Give only the number of lines in the records that contain the word "Project".
=== Begin Enclosure ===
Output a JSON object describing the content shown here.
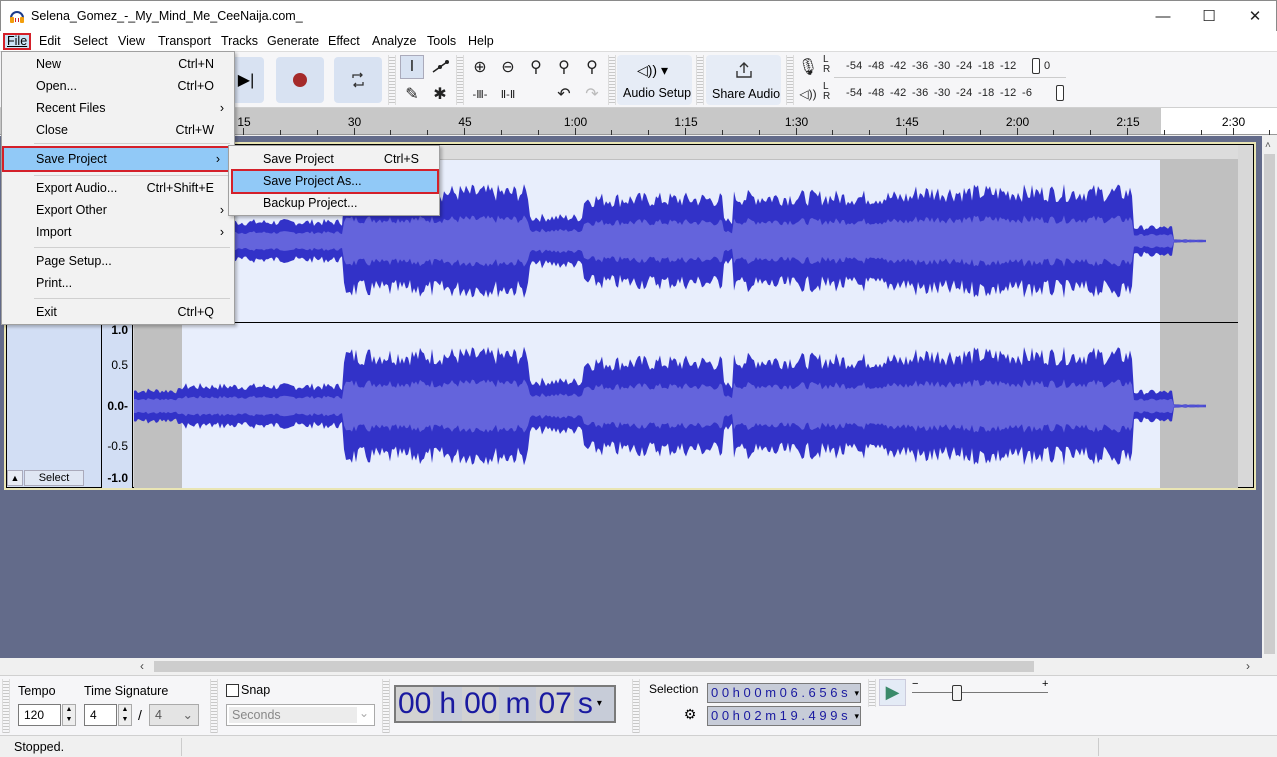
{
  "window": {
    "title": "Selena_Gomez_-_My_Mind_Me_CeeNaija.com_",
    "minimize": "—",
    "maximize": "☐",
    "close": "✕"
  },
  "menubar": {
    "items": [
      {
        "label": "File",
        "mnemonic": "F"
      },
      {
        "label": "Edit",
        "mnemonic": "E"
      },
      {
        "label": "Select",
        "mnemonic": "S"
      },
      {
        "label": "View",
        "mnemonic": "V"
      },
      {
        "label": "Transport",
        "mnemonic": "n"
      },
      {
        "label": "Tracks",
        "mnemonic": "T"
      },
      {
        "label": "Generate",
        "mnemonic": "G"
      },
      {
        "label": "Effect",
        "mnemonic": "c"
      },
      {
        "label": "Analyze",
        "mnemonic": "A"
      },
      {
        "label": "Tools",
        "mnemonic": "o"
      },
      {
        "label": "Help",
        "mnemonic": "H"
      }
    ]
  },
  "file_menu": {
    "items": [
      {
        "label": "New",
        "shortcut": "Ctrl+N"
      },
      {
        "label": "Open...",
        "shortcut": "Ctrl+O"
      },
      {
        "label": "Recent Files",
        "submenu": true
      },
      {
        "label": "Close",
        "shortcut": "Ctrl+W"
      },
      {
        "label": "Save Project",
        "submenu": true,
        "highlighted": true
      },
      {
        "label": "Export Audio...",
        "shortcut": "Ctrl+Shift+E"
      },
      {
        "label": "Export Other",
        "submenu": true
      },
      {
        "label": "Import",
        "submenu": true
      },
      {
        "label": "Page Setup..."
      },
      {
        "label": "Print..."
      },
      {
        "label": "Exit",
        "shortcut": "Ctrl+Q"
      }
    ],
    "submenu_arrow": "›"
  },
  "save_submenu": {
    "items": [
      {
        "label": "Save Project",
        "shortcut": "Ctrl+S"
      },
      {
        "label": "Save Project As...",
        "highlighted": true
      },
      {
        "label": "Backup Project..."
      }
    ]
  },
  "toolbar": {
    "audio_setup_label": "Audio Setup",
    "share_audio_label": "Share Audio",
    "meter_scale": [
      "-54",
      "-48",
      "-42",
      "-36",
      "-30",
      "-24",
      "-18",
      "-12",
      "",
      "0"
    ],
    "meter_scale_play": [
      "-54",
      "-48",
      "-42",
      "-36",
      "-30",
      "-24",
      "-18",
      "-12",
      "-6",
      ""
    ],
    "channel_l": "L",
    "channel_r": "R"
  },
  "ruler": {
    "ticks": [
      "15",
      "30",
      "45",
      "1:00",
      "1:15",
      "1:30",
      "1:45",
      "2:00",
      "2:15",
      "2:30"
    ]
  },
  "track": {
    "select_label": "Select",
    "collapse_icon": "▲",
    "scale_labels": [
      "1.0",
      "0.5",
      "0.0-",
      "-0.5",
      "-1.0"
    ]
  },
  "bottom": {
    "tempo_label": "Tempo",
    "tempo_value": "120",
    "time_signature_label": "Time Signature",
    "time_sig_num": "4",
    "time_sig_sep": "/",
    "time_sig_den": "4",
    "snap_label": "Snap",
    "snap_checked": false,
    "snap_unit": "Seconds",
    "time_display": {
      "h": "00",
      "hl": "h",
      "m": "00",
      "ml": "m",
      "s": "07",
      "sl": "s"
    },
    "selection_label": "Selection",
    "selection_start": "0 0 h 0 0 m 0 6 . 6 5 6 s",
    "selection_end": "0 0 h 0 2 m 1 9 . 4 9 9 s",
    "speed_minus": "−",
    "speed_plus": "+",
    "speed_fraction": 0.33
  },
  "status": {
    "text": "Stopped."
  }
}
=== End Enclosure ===
_Result for this task_. 4